Concern expresses disappointment that other routes essential for aid delivery remain closed
Irish aid agency Concern Worldwide welcomes the news that the United Nations Security Council (UNSC) voted yesterday (July 11) to continue allowing humanitarian aid into Syria for the next 12 months through a single border crossing point from Turkey.
First COVID-19 case
In January 2020, the UNSC agreed to exclude the delivery of aid from Iraq and Jordan into Syria, as part of Resolution 2504. This left only the two border crossings to be used for delivery of aid from Turkey into Syria. Yesterday’s decision will ensure humanitarians have access to the region for at least 12 months. It comes as the first COVID-19 case is confirmed in Idlib, a Syrian area close to the Turkish border.
“This decision means that life-saving food, shelter, hygiene and medical services that aid workers can bring into Syria can continue, helping millions of people in dire need. The aid is especially needed now, as the Syrian pound crashes, the impact of conflict continues and fears of COVID-19 spreading grow,” according to Concern’s Regional Director of the Middle East, Bríd Kennedy.
However, Concern is very disappointed that some Security Council members succeeded in removing the second border crossing, crossing point into Syria, which served one million people with health supplies in May alone - not to mention the failure to re-authorize the Yaroubiya crossing into the Northeast.
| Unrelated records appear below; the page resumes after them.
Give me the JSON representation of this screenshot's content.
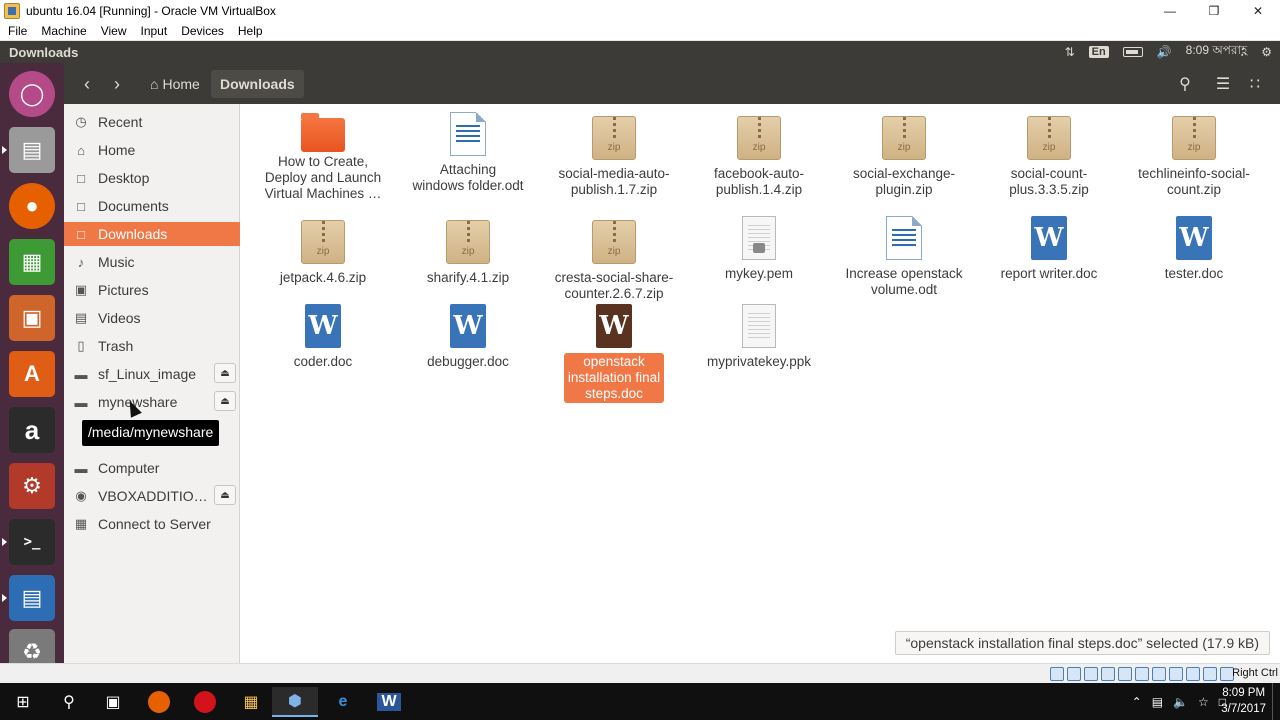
{
  "window": {
    "title": "ubuntu 16.04 [Running] - Oracle VM VirtualBox",
    "menu": [
      "File",
      "Machine",
      "View",
      "Input",
      "Devices",
      "Help"
    ]
  },
  "panel": {
    "title": "Downloads",
    "lang": "En",
    "time": "8:09 অপরাহ্ণ"
  },
  "toolbar": {
    "home_label": "Home",
    "current_label": "Downloads"
  },
  "sidebar": {
    "items": [
      {
        "label": "Recent",
        "icon": "clock-icon"
      },
      {
        "label": "Home",
        "icon": "home-icon"
      },
      {
        "label": "Desktop",
        "icon": "folder-icon"
      },
      {
        "label": "Documents",
        "icon": "folder-icon"
      },
      {
        "label": "Downloads",
        "icon": "folder-icon"
      },
      {
        "label": "Music",
        "icon": "music-icon"
      },
      {
        "label": "Pictures",
        "icon": "camera-icon"
      },
      {
        "label": "Videos",
        "icon": "film-icon"
      },
      {
        "label": "Trash",
        "icon": "trash-icon"
      },
      {
        "label": "sf_Linux_image",
        "icon": "drive-icon"
      },
      {
        "label": "mynewshare",
        "icon": "drive-icon"
      },
      {
        "label": "Computer",
        "icon": "drive-icon"
      },
      {
        "label": "VBOXADDITIO…",
        "icon": "disc-icon"
      },
      {
        "label": "Connect to Server",
        "icon": "server-icon"
      }
    ],
    "tooltip": "/media/mynewshare"
  },
  "files": [
    {
      "lines": [
        "How to Create,",
        "Deploy and Launch",
        "Virtual Machines …"
      ],
      "kind": "folder"
    },
    {
      "lines": [
        "Attaching",
        "windows folder.odt"
      ],
      "kind": "odt"
    },
    {
      "lines": [
        "social-media-auto-",
        "publish.1.7.zip"
      ],
      "kind": "zip"
    },
    {
      "lines": [
        "facebook-auto-",
        "publish.1.4.zip"
      ],
      "kind": "zip"
    },
    {
      "lines": [
        "social-exchange-",
        "plugin.zip"
      ],
      "kind": "zip"
    },
    {
      "lines": [
        "social-count-",
        "plus.3.3.5.zip"
      ],
      "kind": "zip"
    },
    {
      "lines": [
        "techlineinfo-social-",
        "count.zip"
      ],
      "kind": "zip"
    },
    {
      "lines": [
        "jetpack.4.6.zip"
      ],
      "kind": "zip"
    },
    {
      "lines": [
        "sharify.4.1.zip"
      ],
      "kind": "zip"
    },
    {
      "lines": [
        "cresta-social-share-",
        "counter.2.6.7.zip"
      ],
      "kind": "zip"
    },
    {
      "lines": [
        "mykey.pem"
      ],
      "kind": "key"
    },
    {
      "lines": [
        "Increase openstack",
        "volume.odt"
      ],
      "kind": "odt"
    },
    {
      "lines": [
        "report writer.doc"
      ],
      "kind": "doc"
    },
    {
      "lines": [
        "tester.doc"
      ],
      "kind": "doc"
    },
    {
      "lines": [
        "coder.doc"
      ],
      "kind": "doc"
    },
    {
      "lines": [
        "debugger.doc"
      ],
      "kind": "doc"
    },
    {
      "lines": [
        "openstack",
        "installation final",
        "steps.doc"
      ],
      "kind": "doc-dark"
    },
    {
      "lines": [
        "myprivatekey.ppk"
      ],
      "kind": "txt"
    }
  ],
  "zip_tag": "zip",
  "doc_tag": "W",
  "status": "“openstack installation final steps.doc” selected  (17.9 kB)",
  "vb_status": {
    "host_key": "Right Ctrl"
  },
  "taskbar": {
    "time": "8:09 PM",
    "date": "3/7/2017"
  },
  "colors": {
    "accent": "#f07746",
    "panel": "#3c3b37",
    "launcher": "#4a2b3d"
  }
}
"In northern Syria humanitarian actors continue to struggle to fill the gaps left by the Security Council’s decision to remove UN cross-border assistance from Iraq in January,” Ms Kennedy said. Although the ceasefire on March 6, 2020, brought a much-needed decrease in hostilities, millions of Syrians still depend on UN assistance for the most basic services such as food, shelter, water and medical care.”
The plight of the Syrian population remains urgent and ever more critical, according to Concern Worldwide CEO Dominic MacSorley. “While we welcome the vote to allow aid be delivered through only one border crossing into Syria, the Council should urgently revisit the decision made yesterday to open up access even further by authorizing two more access points, an additional route from Turkey and one from Iraq to avoid the loss of more lives and livelihoods,” he said.
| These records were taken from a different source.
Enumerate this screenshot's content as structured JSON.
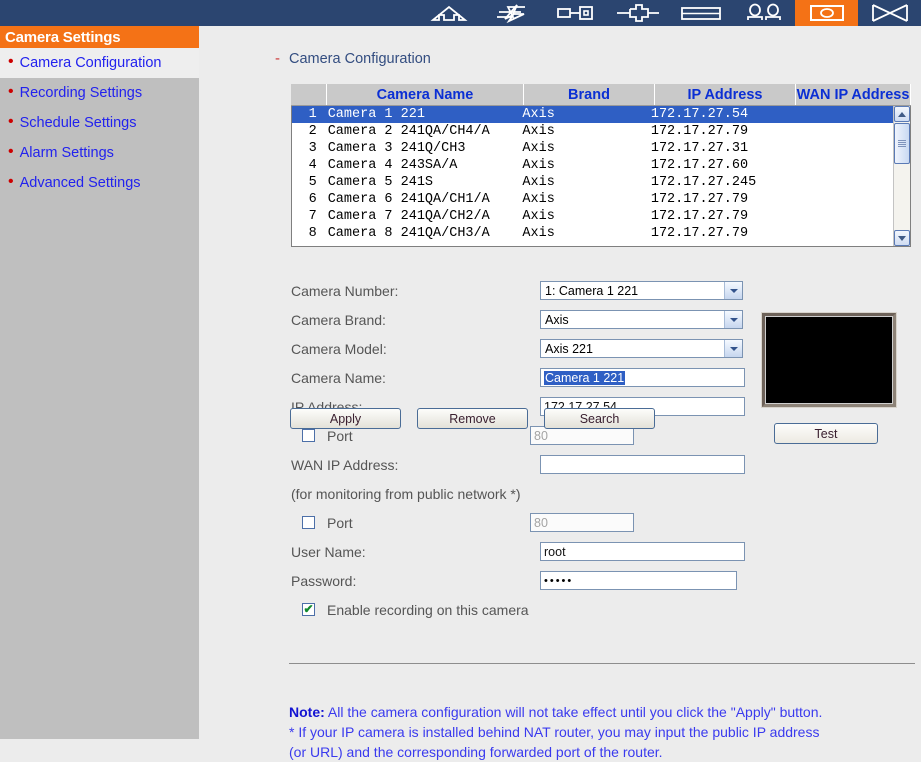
{
  "toolbar": {
    "items": [
      {
        "name": "home-icon",
        "label": "Home",
        "active": false
      },
      {
        "name": "lightning-icon",
        "label": "Live Event",
        "active": false
      },
      {
        "name": "key-icon",
        "label": "Account",
        "active": false
      },
      {
        "name": "plug-icon",
        "label": "Connection",
        "active": false
      },
      {
        "name": "storage-icon",
        "label": "Storage",
        "active": false
      },
      {
        "name": "users-icon",
        "label": "Users",
        "active": false
      },
      {
        "name": "camera-icon",
        "label": "Camera Settings",
        "active": true
      },
      {
        "name": "network-icon",
        "label": "Network",
        "active": false
      }
    ],
    "accent_color": "#f47216",
    "bar_color": "#2b4570"
  },
  "sidebar": {
    "title": "Camera Settings",
    "items": [
      {
        "label": "Camera Configuration",
        "selected": true
      },
      {
        "label": "Recording Settings",
        "selected": false
      },
      {
        "label": "Schedule Settings",
        "selected": false
      },
      {
        "label": "Alarm Settings",
        "selected": false
      },
      {
        "label": "Advanced Settings",
        "selected": false
      }
    ]
  },
  "page": {
    "heading": "Camera Configuration",
    "heading_dash": "-"
  },
  "camera_table": {
    "columns": [
      "",
      "Camera Name",
      "Brand",
      "IP Address",
      "WAN IP Address"
    ],
    "rows": [
      {
        "n": "1",
        "name": "Camera 1 221",
        "brand": "Axis",
        "ip": "172.17.27.54",
        "wan": "",
        "selected": true
      },
      {
        "n": "2",
        "name": "Camera 2 241QA/CH4/A",
        "brand": "Axis",
        "ip": "172.17.27.79",
        "wan": "",
        "selected": false
      },
      {
        "n": "3",
        "name": "Camera 3 241Q/CH3",
        "brand": "Axis",
        "ip": "172.17.27.31",
        "wan": "",
        "selected": false
      },
      {
        "n": "4",
        "name": "Camera 4 243SA/A",
        "brand": "Axis",
        "ip": "172.17.27.60",
        "wan": "",
        "selected": false
      },
      {
        "n": "5",
        "name": "Camera 5 241S",
        "brand": "Axis",
        "ip": "172.17.27.245",
        "wan": "",
        "selected": false
      },
      {
        "n": "6",
        "name": "Camera 6 241QA/CH1/A",
        "brand": "Axis",
        "ip": "172.17.27.79",
        "wan": "",
        "selected": false
      },
      {
        "n": "7",
        "name": "Camera 7 241QA/CH2/A",
        "brand": "Axis",
        "ip": "172.17.27.79",
        "wan": "",
        "selected": false
      },
      {
        "n": "8",
        "name": "Camera 8 241QA/CH3/A",
        "brand": "Axis",
        "ip": "172.17.27.79",
        "wan": "",
        "selected": false
      }
    ]
  },
  "form": {
    "camera_number": {
      "label": "Camera Number:",
      "value": "1: Camera 1 221"
    },
    "camera_brand": {
      "label": "Camera Brand:",
      "value": "Axis"
    },
    "camera_model": {
      "label": "Camera Model:",
      "value": "Axis 221"
    },
    "camera_name": {
      "label": "Camera Name:",
      "value": "Camera 1 221"
    },
    "ip_address": {
      "label": "IP Address:",
      "value": "172.17.27.54"
    },
    "lan_port": {
      "label": "Port",
      "placeholder": "80",
      "value": "",
      "checked": false
    },
    "wan_ip_address": {
      "label": "WAN IP Address:",
      "value": ""
    },
    "wan_hint": "(for monitoring from public network *)",
    "wan_port": {
      "label": "Port",
      "placeholder": "80",
      "value": "",
      "checked": false
    },
    "user_name": {
      "label": "User Name:",
      "value": "root"
    },
    "password": {
      "label": "Password:",
      "value": "•••••"
    },
    "enable_recording": {
      "label": "Enable recording on this camera",
      "checked": true
    }
  },
  "buttons": {
    "apply": "Apply",
    "remove": "Remove",
    "search": "Search",
    "test": "Test"
  },
  "note": {
    "prefix": "Note:",
    "line1": " All the camera configuration will not take effect until you click the \"Apply\" button.",
    "line2": "* If your IP camera is installed behind NAT router, you may input the public IP address",
    "line3": "(or URL) and the corresponding forwarded port of the router."
  }
}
“Beyond the need for robust immediate humanitarian assistance, the Syrian people deserve real leadership in the search for conflict resolution. People whose lives have been upended for over nine years now must be supported in regaining their right to a peaceful way of life,” Mr MacSorley said.
“There is perhaps no more challenging active conflict than the Syrian war and there are no easy solutions but we must harness every opportunity to end the nightmare for those caught up in conflict.”
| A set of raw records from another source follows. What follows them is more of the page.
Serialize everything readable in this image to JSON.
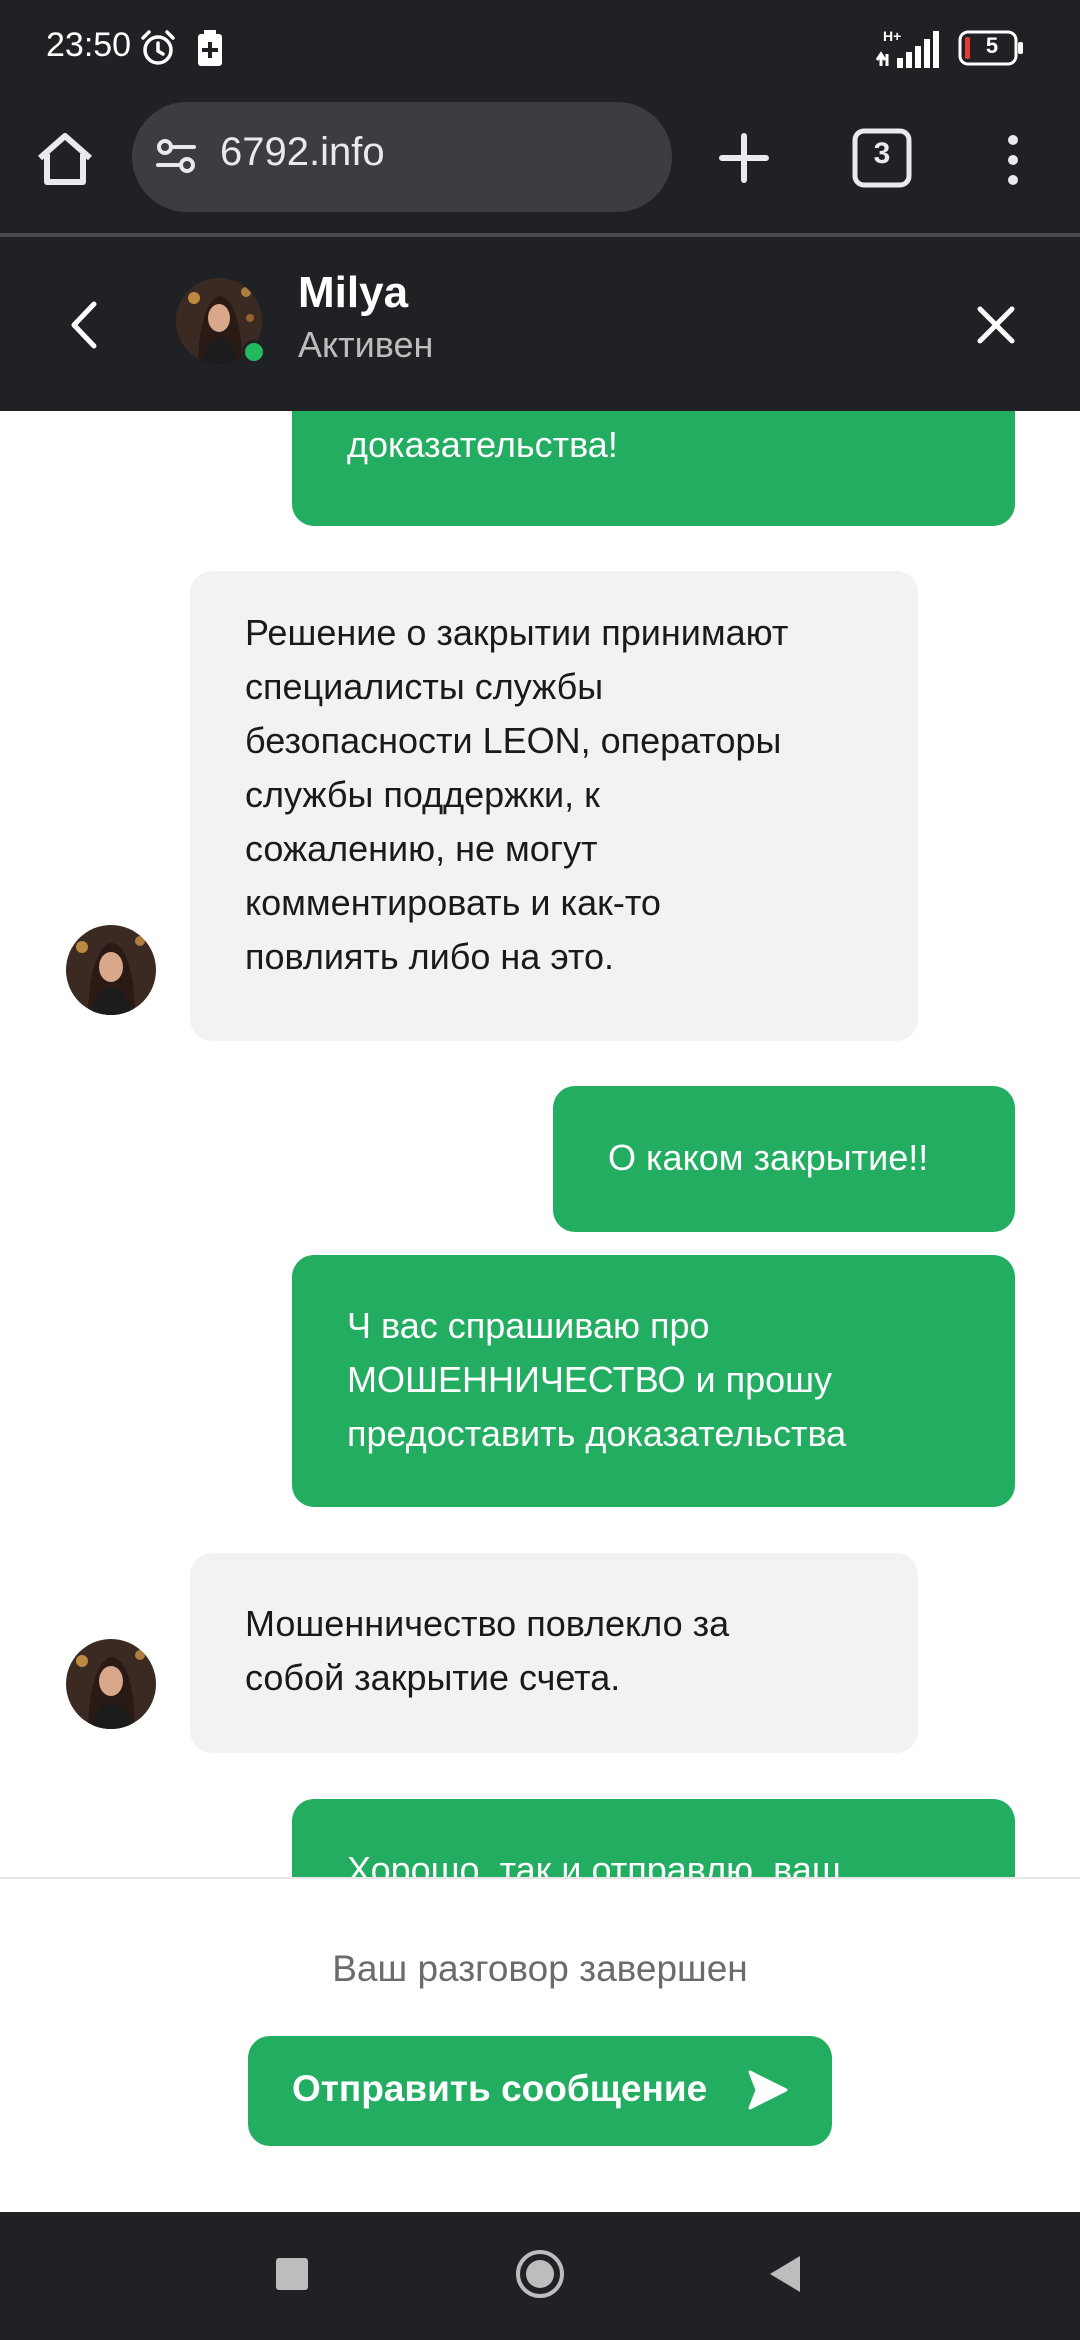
{
  "status_bar": {
    "time": "23:50",
    "network": "H+",
    "battery_level": "5"
  },
  "browser": {
    "url": "6792.info",
    "tab_count": "3"
  },
  "chat_header": {
    "agent_name": "Milya",
    "agent_status": "Активен"
  },
  "messages": [
    {
      "direction": "outgoing",
      "lines": [
        "доказательства!"
      ]
    },
    {
      "direction": "incoming",
      "lines": [
        "Решение о закрытии принимают",
        "специалисты службы",
        "безопасности LEON, операторы",
        "службы поддержки, к",
        "сожалению, не могут",
        "комментировать и как-то",
        "повлиять либо на это."
      ]
    },
    {
      "direction": "outgoing",
      "lines": [
        "О каком закрытие!!"
      ]
    },
    {
      "direction": "outgoing",
      "lines": [
        "Ч вас спрашиваю про",
        "МОШЕННИЧЕСТВО и прошу",
        "предоставить доказательства"
      ]
    },
    {
      "direction": "incoming",
      "lines": [
        "Мошенничество повлекло за",
        "собой закрытие счета."
      ]
    },
    {
      "direction": "outgoing",
      "lines": [
        "Хорошо, так и отправлю, ваш"
      ]
    }
  ],
  "footer": {
    "ended_text": "Ваш разговор завершен",
    "send_button_label": "Отправить сообщение"
  },
  "colors": {
    "accent_green": "#22ad61",
    "dark_bar": "#202124",
    "incoming_bubble": "#f2f2f2",
    "online_dot": "#22b95f"
  },
  "icons": {
    "status": [
      "alarm-icon",
      "battery-saver-icon",
      "signal-icon",
      "battery-icon"
    ],
    "toolbar": [
      "home-icon",
      "site-settings-icon",
      "plus-icon",
      "tabs-icon",
      "more-vert-icon"
    ],
    "header": [
      "back-arrow-icon",
      "close-icon"
    ],
    "footer": [
      "send-icon"
    ],
    "nav": [
      "recents-icon",
      "home-circle-icon",
      "back-triangle-icon"
    ]
  }
}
Since 2011, an estimated half a million lives have been lost and over 16 million people have been displaced by war in Syria. Concern began responding in 2013 and our programmes are assisting those who have been affected by the conflict. Concern is also supporting Syrian refugees in Lebanon and Turkey.
Concern provides emergency assistance to the most vulnerable internally displaced people, host community members and returnee families in conflict areas of Syria. The aid agency provides emergency ready-to-eat rations in the most desperate situations, followed by either food baskets or food vouchers to families fleeing conflict. There has also been a rapid scaling up of access to water and hygiene promotion arising from the global COVID–19 pandemic.
For media queries and interview requests contact Eamon Timmins, Media Relations Manager, Concern Worldwide, at firstname.lastname@example.org or 087 9880524